Work required: Nothing may be added, dropped, or altered; restate the listing word for word.

-*-*-

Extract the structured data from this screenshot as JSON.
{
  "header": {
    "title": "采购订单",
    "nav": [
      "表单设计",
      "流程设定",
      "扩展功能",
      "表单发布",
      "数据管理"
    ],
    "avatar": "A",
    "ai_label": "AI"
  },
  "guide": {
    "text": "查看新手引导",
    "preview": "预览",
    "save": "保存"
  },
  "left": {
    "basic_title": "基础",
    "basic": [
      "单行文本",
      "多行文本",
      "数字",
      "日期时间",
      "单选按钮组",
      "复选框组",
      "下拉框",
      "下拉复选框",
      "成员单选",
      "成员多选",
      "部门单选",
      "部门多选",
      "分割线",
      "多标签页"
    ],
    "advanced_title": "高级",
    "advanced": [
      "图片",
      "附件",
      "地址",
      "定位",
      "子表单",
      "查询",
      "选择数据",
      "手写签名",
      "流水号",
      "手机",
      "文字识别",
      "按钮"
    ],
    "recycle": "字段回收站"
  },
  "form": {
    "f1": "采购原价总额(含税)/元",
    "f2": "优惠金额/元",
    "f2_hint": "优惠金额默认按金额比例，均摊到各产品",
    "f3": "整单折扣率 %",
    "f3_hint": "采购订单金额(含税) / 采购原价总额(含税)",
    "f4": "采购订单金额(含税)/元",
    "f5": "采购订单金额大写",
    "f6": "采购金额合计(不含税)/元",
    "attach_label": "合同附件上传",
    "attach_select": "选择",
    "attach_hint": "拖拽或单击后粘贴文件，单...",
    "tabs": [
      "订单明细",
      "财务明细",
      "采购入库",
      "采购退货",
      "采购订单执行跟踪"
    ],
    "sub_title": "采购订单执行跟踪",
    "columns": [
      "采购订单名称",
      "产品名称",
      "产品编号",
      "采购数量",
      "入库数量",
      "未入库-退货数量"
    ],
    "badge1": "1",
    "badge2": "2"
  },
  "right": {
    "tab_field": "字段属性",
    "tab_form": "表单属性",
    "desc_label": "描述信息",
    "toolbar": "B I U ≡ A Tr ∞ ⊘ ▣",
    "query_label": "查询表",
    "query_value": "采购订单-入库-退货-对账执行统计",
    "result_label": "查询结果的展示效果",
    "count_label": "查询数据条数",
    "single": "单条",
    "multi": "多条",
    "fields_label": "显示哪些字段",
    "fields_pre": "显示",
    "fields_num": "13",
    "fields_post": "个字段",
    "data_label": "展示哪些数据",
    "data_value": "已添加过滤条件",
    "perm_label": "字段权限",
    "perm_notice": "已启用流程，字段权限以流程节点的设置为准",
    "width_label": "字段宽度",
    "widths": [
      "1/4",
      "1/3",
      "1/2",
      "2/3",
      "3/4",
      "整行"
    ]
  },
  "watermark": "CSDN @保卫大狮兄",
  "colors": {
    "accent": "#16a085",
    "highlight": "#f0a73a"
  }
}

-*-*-

Answer section:
Extract the structured data from this screenshot as JSON.
{
  "header": {
    "title": "采购订单",
    "nav": [
      "表单设计",
      "流程设定",
      "扩展功能",
      "表单发布",
      "数据管理"
    ],
    "avatar": "A",
    "ai_label": "AI"
  },
  "guide": {
    "text": "查看新手引导",
    "preview": "预览",
    "save": "保存"
  },
  "left": {
    "basic_title": "基础",
    "basic": [
      "单行文本",
      "多行文本",
      "数字",
      "日期时间",
      "单选按钮组",
      "复选框组",
      "下拉框",
      "下拉复选框",
      "成员单选",
      "成员多选",
      "部门单选",
      "部门多选",
      "分割线",
      "多标签页"
    ],
    "advanced_title": "高级",
    "advanced": [
      "图片",
      "附件",
      "地址",
      "定位",
      "子表单",
      "查询",
      "选择数据",
      "手写签名",
      "流水号",
      "手机",
      "文字识别",
      "按钮"
    ],
    "recycle": "字段回收站"
  },
  "form": {
    "f1": "采购原价总额(含税)/元",
    "f2": "优惠金额/元",
    "f2_hint": "优惠金额默认按金额比例，均摊到各产品",
    "f3": "整单折扣率 %",
    "f3_hint": "采购订单金额(含税) / 采购原价总额(含税)",
    "f4": "采购订单金额(含税)/元",
    "f5": "采购订单金额大写",
    "f6": "采购金额合计(不含税)/元",
    "attach_label": "合同附件上传",
    "attach_select": "选择",
    "attach_hint": "拖拽或单击后粘贴文件，单...",
    "tabs": [
      "订单明细",
      "财务明细",
      "采购入库",
      "采购退货",
      "采购订单执行跟踪"
    ],
    "sub_title": "采购订单执行跟踪",
    "columns": [
      "采购订单名称",
      "产品名称",
      "产品编号",
      "采购数量",
      "入库数量",
      "未入库-退货数量"
    ],
    "badge1": "1",
    "badge2": "2"
  },
  "right": {
    "tab_field": "字段属性",
    "tab_form": "表单属性",
    "desc_label": "描述信息",
    "toolbar": "B I U ≡ A Tr ∞ ⊘ ▣",
    "query_label": "查询表",
    "query_value": "采购订单-入库-退货-对账执行统计",
    "result_label": "查询结果的展示效果",
    "count_label": "查询数据条数",
    "single": "单条",
    "multi": "多条",
    "fields_label": "显示哪些字段",
    "fields_pre": "显示",
    "fields_num": "13",
    "fields_post": "个字段",
    "data_label": "展示哪些数据",
    "data_value": "已添加过滤条件",
    "perm_label": "字段权限",
    "perm_notice": "已启用流程，字段权限以流程节点的设置为准",
    "width_label": "字段宽度",
    "widths": [
      "1/4",
      "1/3",
      "1/2",
      "2/3",
      "3/4",
      "整行"
    ]
  },
  "watermark": "CSDN @保卫大狮兄",
  "colors": {
    "accent": "#16a085",
    "highlight": "#f0a73a"
  }
}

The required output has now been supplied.